Frankly, the only reason that I can conceive of to replace the striker spring would be if I was encountering light strikes(presumably due to excessive spring wear or or perhaps due to a defective spring). I simply can't recall hearing of striker spring wear requiring replacement.

If my Glock was going to be used in an environment where there was a strong liklihood of having to use ammunition with hard primers (such as some submachine gun ammunition), or as some Greek 9mm in the past was characteristic of, for example, I would replace the standard striker spring with one of the two stronger striker springs that Glock can provide (but normally not for the US market).

Best, Jon

ToddG
12-22-08, 22:08
Regardless of what manufacturers recommend, personally I think it's wise to replace all the springs & pins in a gun (pin != firing pin though) every 10k rounds. They very well may not need it, but it's usually very cheap insurance. If you don't know how to detail strip your gun, 10k is also a good interval at which to let a pro take it apart and inspect it, anyway.

Robb Jensen
12-22-08, 22:28
I'm a bit anal with my Glocks I replace the firing pin springs and recoil springs together when either when the recoil spring fails the recoil spring test or at 5K rounds.
The gun is a system and I treat it as such be replacing springs. I use Wolff XP mag springs in my Glocks when replacing the factory mag springs.

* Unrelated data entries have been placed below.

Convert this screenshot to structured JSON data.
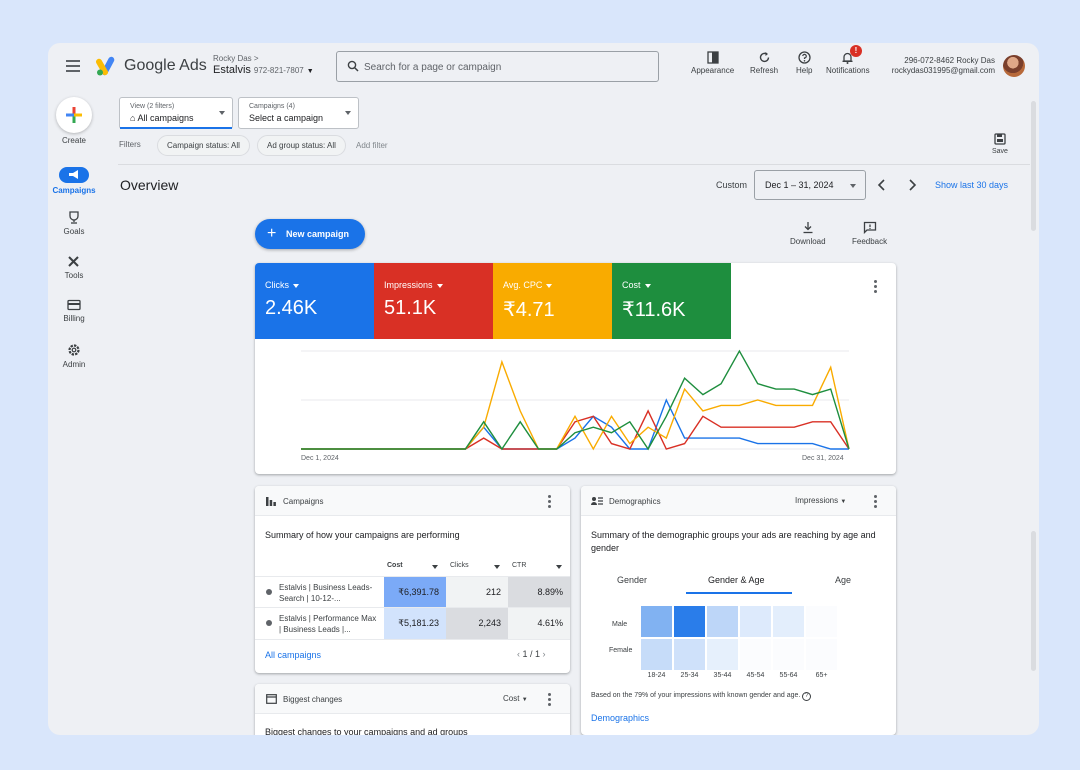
{
  "header": {
    "brand": "Google Ads",
    "owner": "Rocky Das",
    "owner_arrow": ">",
    "account_name": "Estalvis",
    "account_id": "972-821-7807",
    "search_placeholder": "Search for a page or campaign",
    "tools": [
      {
        "label": "Appearance",
        "icon": "appearance-icon"
      },
      {
        "label": "Refresh",
        "icon": "refresh-icon"
      },
      {
        "label": "Help",
        "icon": "help-icon"
      },
      {
        "label": "Notifications",
        "icon": "bell-icon",
        "badge": "!"
      }
    ],
    "user_line1": "296-072-8462 Rocky Das",
    "user_email": "rockydas031995@gmail.com"
  },
  "sidebar": {
    "create_label": "Create",
    "items": [
      {
        "label": "Campaigns",
        "icon": "megaphone-icon",
        "active": true
      },
      {
        "label": "Goals",
        "icon": "trophy-icon"
      },
      {
        "label": "Tools",
        "icon": "tools-icon"
      },
      {
        "label": "Billing",
        "icon": "card-icon"
      },
      {
        "label": "Admin",
        "icon": "gear-icon"
      }
    ]
  },
  "filters": {
    "view_small": "View (2 filters)",
    "view_value": "All campaigns",
    "campaigns_small": "Campaigns (4)",
    "campaigns_value": "Select a campaign",
    "label": "Filters",
    "chips": [
      "Campaign status: All",
      "Ad group status: All"
    ],
    "add_filter": "Add filter",
    "save_label": "Save"
  },
  "overview": {
    "title": "Overview",
    "custom_label": "Custom",
    "date_range": "Dec 1 – 31, 2024",
    "show_last": "Show last 30 days",
    "new_campaign": "New campaign",
    "download": "Download",
    "feedback": "Feedback"
  },
  "metrics": [
    {
      "label": "Clicks",
      "value": "2.46K",
      "color": "#1a73e8"
    },
    {
      "label": "Impressions",
      "value": "51.1K",
      "color": "#d93025"
    },
    {
      "label": "Avg. CPC",
      "value": "₹4.71",
      "color": "#f9ab00"
    },
    {
      "label": "Cost",
      "value": "₹11.6K",
      "color": "#1e8e3e"
    }
  ],
  "chart_data": {
    "type": "line",
    "x_start": "Dec 1, 2024",
    "x_end": "Dec 31, 2024",
    "x": [
      1,
      2,
      3,
      4,
      5,
      6,
      7,
      8,
      9,
      10,
      11,
      12,
      13,
      14,
      15,
      16,
      17,
      18,
      19,
      20,
      21,
      22,
      23,
      24,
      25,
      26,
      27,
      28,
      29,
      30,
      31
    ],
    "grid": true,
    "series": [
      {
        "name": "Clicks",
        "color": "#1a73e8",
        "values": [
          0,
          0,
          0,
          0,
          0,
          0,
          0,
          0,
          0,
          0,
          4,
          0,
          0,
          0,
          0,
          2,
          6,
          4,
          0,
          0,
          9,
          2,
          2,
          2,
          2,
          1,
          1,
          1,
          1,
          0,
          0
        ]
      },
      {
        "name": "Impressions",
        "color": "#d93025",
        "values": [
          0,
          0,
          0,
          0,
          0,
          0,
          0,
          0,
          0,
          0,
          2,
          0,
          0,
          0,
          0,
          5,
          6,
          1,
          0,
          7,
          0,
          1,
          6,
          4,
          4,
          4,
          4,
          4,
          5,
          5,
          0
        ]
      },
      {
        "name": "Avg. CPC",
        "color": "#f9ab00",
        "values": [
          0,
          0,
          0,
          0,
          0,
          0,
          0,
          0,
          0,
          0,
          4,
          16,
          7,
          0,
          0,
          6,
          0,
          6,
          1,
          4,
          2,
          11,
          7,
          8,
          8,
          9,
          8,
          8,
          8,
          15,
          0
        ]
      },
      {
        "name": "Cost",
        "color": "#1e8e3e",
        "values": [
          0,
          0,
          0,
          0,
          0,
          0,
          0,
          0,
          0,
          0,
          5,
          0,
          5,
          0,
          0,
          3,
          4,
          3,
          5,
          0,
          6,
          13,
          10,
          12,
          18,
          12,
          11,
          11,
          10,
          11,
          0
        ]
      }
    ]
  },
  "campaigns_card": {
    "title": "Campaigns",
    "subtitle": "Summary of how your campaigns are performing",
    "columns": [
      "Cost",
      "Clicks",
      "CTR"
    ],
    "rows": [
      {
        "name": "Estalvis | Business Leads-Search | 10-12-...",
        "cost": "₹6,391.78",
        "clicks": "212",
        "ctr": "8.89%"
      },
      {
        "name": "Estalvis | Performance Max | Business Leads |...",
        "cost": "₹5,181.23",
        "clicks": "2,243",
        "ctr": "4.61%"
      }
    ],
    "footer_link": "All campaigns",
    "pager": "1 / 1"
  },
  "demographics_card": {
    "title": "Demographics",
    "metric_selector": "Impressions",
    "subtitle": "Summary of the demographic groups your ads are reaching by age and gender",
    "tabs": [
      "Gender",
      "Gender & Age",
      "Age"
    ],
    "active_tab": "Gender & Age",
    "rows": [
      "Male",
      "Female"
    ],
    "ages": [
      "18-24",
      "25-34",
      "35-44",
      "45-54",
      "55-64",
      "65+"
    ],
    "heat_levels": [
      [
        0.55,
        1.0,
        0.25,
        0.08,
        0.05,
        0
      ],
      [
        0.2,
        0.15,
        0.04,
        0,
        0,
        0
      ]
    ],
    "footnote": "Based on the 79% of your impressions with known gender and age.",
    "footer_link": "Demographics"
  },
  "changes_card": {
    "title": "Biggest changes",
    "selector": "Cost",
    "subtitle": "Biggest changes to your campaigns and ad groups"
  }
}
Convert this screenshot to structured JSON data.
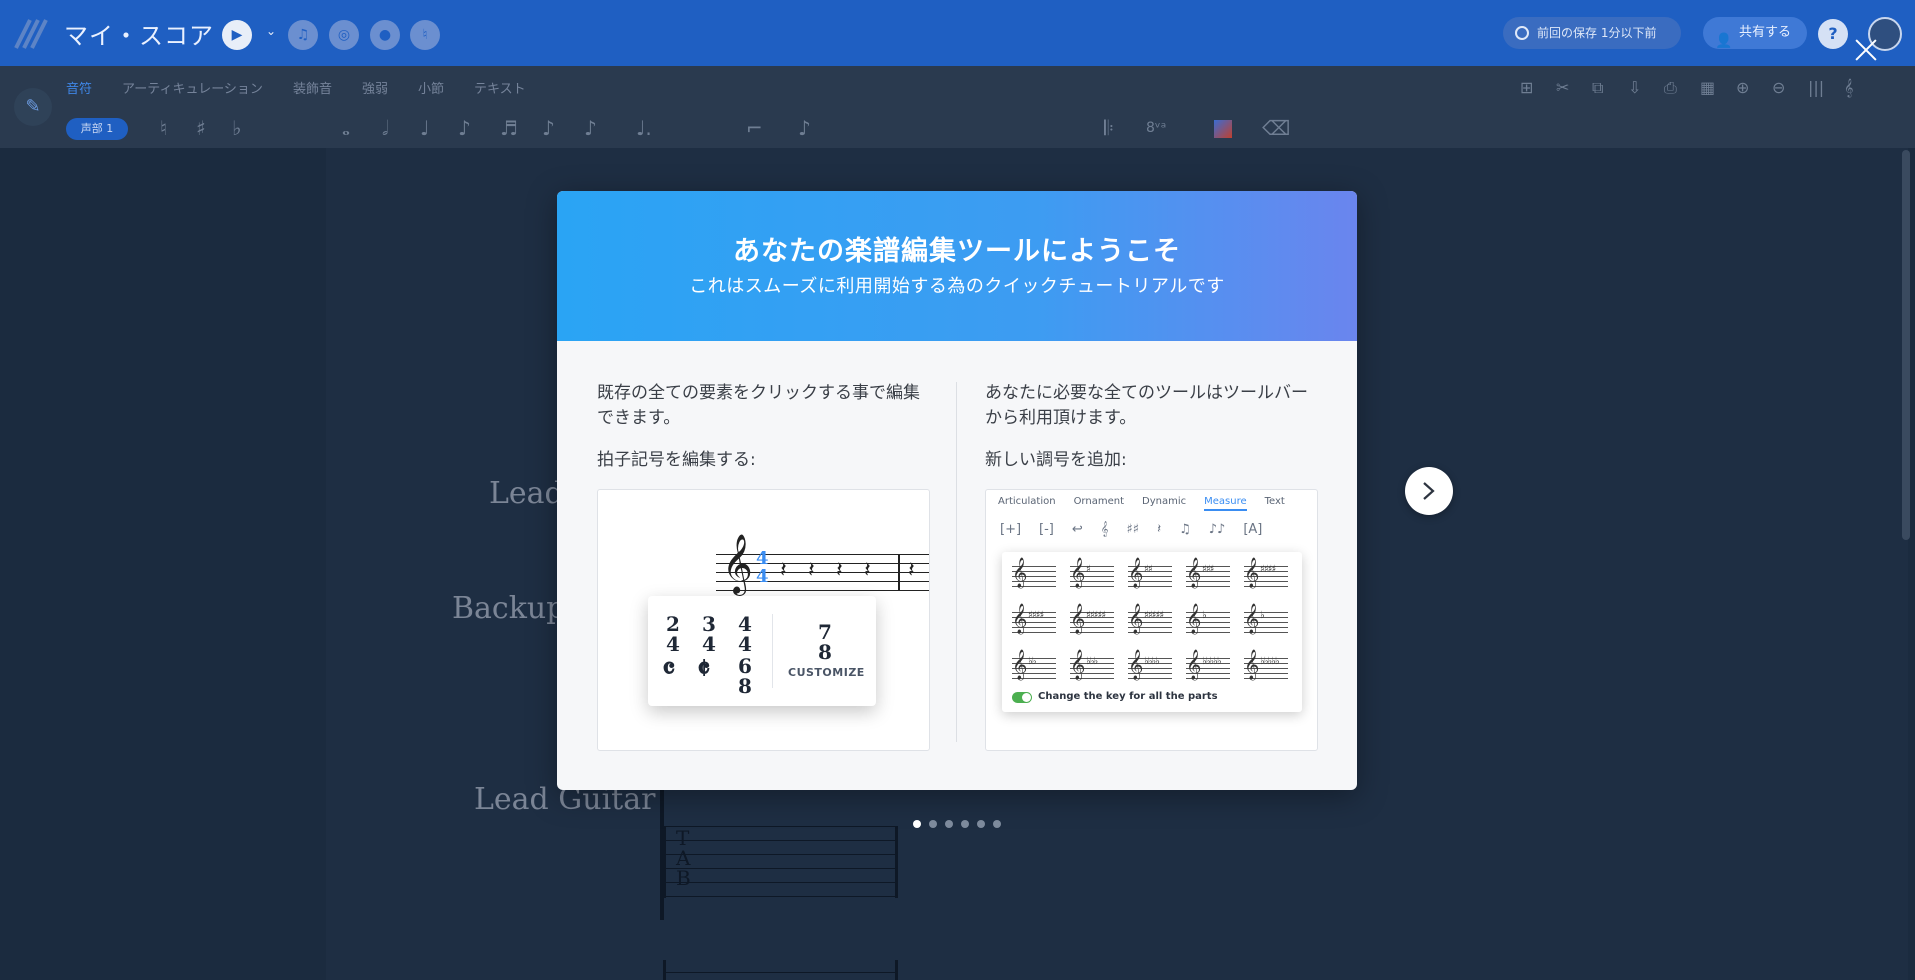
{
  "app": {
    "title": "マイ・スコア",
    "saved_status": "前回の保存 1分以下前",
    "share_label": "共有する",
    "help_label": "?"
  },
  "toolbar": {
    "tabs": [
      {
        "label": "音符",
        "active": true
      },
      {
        "label": "アーティキュレーション",
        "active": false
      },
      {
        "label": "装飾音",
        "active": false
      },
      {
        "label": "強弱",
        "active": false
      },
      {
        "label": "小節",
        "active": false
      },
      {
        "label": "テキスト",
        "active": false
      }
    ],
    "voice_label": "声部 1",
    "ottava_label": "8ᵛᵃ"
  },
  "score": {
    "instruments": [
      "Lead",
      "Backup",
      "Lead Guitar"
    ],
    "tab_letters": "T\nA\nB"
  },
  "modal": {
    "title": "あなたの楽譜編集ツールにようこそ",
    "subtitle": "これはスムーズに利用開始する為のクイックチュートリアルです",
    "left": {
      "text": "既存の全ての要素をクリックする事で編集できます。",
      "label": "拍子記号を編集する:",
      "customize_label": "CUSTOMIZE",
      "custom_num": "7",
      "custom_den": "8",
      "signatures": [
        {
          "num": "2",
          "den": "4"
        },
        {
          "num": "3",
          "den": "4"
        },
        {
          "num": "4",
          "den": "4"
        },
        {
          "num": "6",
          "den": "8"
        }
      ]
    },
    "right": {
      "text": "あなたに必要な全てのツールはツールバーから利用頂けます。",
      "label": "新しい調号を追加:",
      "mini_tabs": [
        {
          "label": "Articulation",
          "active": false
        },
        {
          "label": "Ornament",
          "active": false
        },
        {
          "label": "Dynamic",
          "active": false
        },
        {
          "label": "Measure",
          "active": true
        },
        {
          "label": "Text",
          "active": false
        }
      ],
      "toggle_label": "Change the key for all the parts"
    }
  },
  "pagination": {
    "total": 6,
    "current": 1
  },
  "colors": {
    "brand_blue": "#1f5fc2",
    "header_gradient_start": "#2aa4f4",
    "header_gradient_end": "#6a85ee",
    "accent": "#3a8df2",
    "toggle_green": "#4caf50"
  }
}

skyugo
12-23-08, 03:01
I think Glock recommends replacing the recoil spring guide about every 3-5K rounds now. It's been 2 years since my last Glock course. If someone wants to try a slightly different trigger feel put a 3.5lb connector in with a NY trigger. My Glocks are that way and I like the feel.

is that a bit less mushy? the NY spring is supposed to be a bit more durable too right?
how are those ghost connectors? i've heard they're great, and i've also heard they suck. :confused: soooo... damn the internet for bombarding me with too much info.

PLCedeno
12-23-08, 08:03
Lets try to stay on the topic at hand. Firing pin spring. Sense we dont have a real concensous here it is even more interesting than i would have guessed.

Alpha Sierra
12-23-08, 11:32
isn't it cycling a spring that causes wear? leaving it set in one position shouldn't hurt it right? that's what i've gathered from all the "should i leave my mags loaded?" threads... :confused:
You are correct.

That internet myth about spring compression just does NOT want to die no matter how many mechanical engineers and metallurgists weigh in on it. It makes "sense" to laymen that a compressed spring weakens progressively so they continue to argue far out of their lane.

Condensed version: springs take an initial set on their first compression and they stay at that length until cyclical stresses weaken it to the point of sagging or breaking. If you compress a spring and leave it compressed for a year, it will be the same free length when you do release it.

Alpha Sierra
12-23-08, 11:37
How long can a glock remain loaded and chambered before the firing pin spring weakens? Any thoughts on when to replace?
Time is not the concern, number of cycles is. So use whatever round count interval is recommended by those who know. What I do know is that leaving a spring compressed does not weaken it.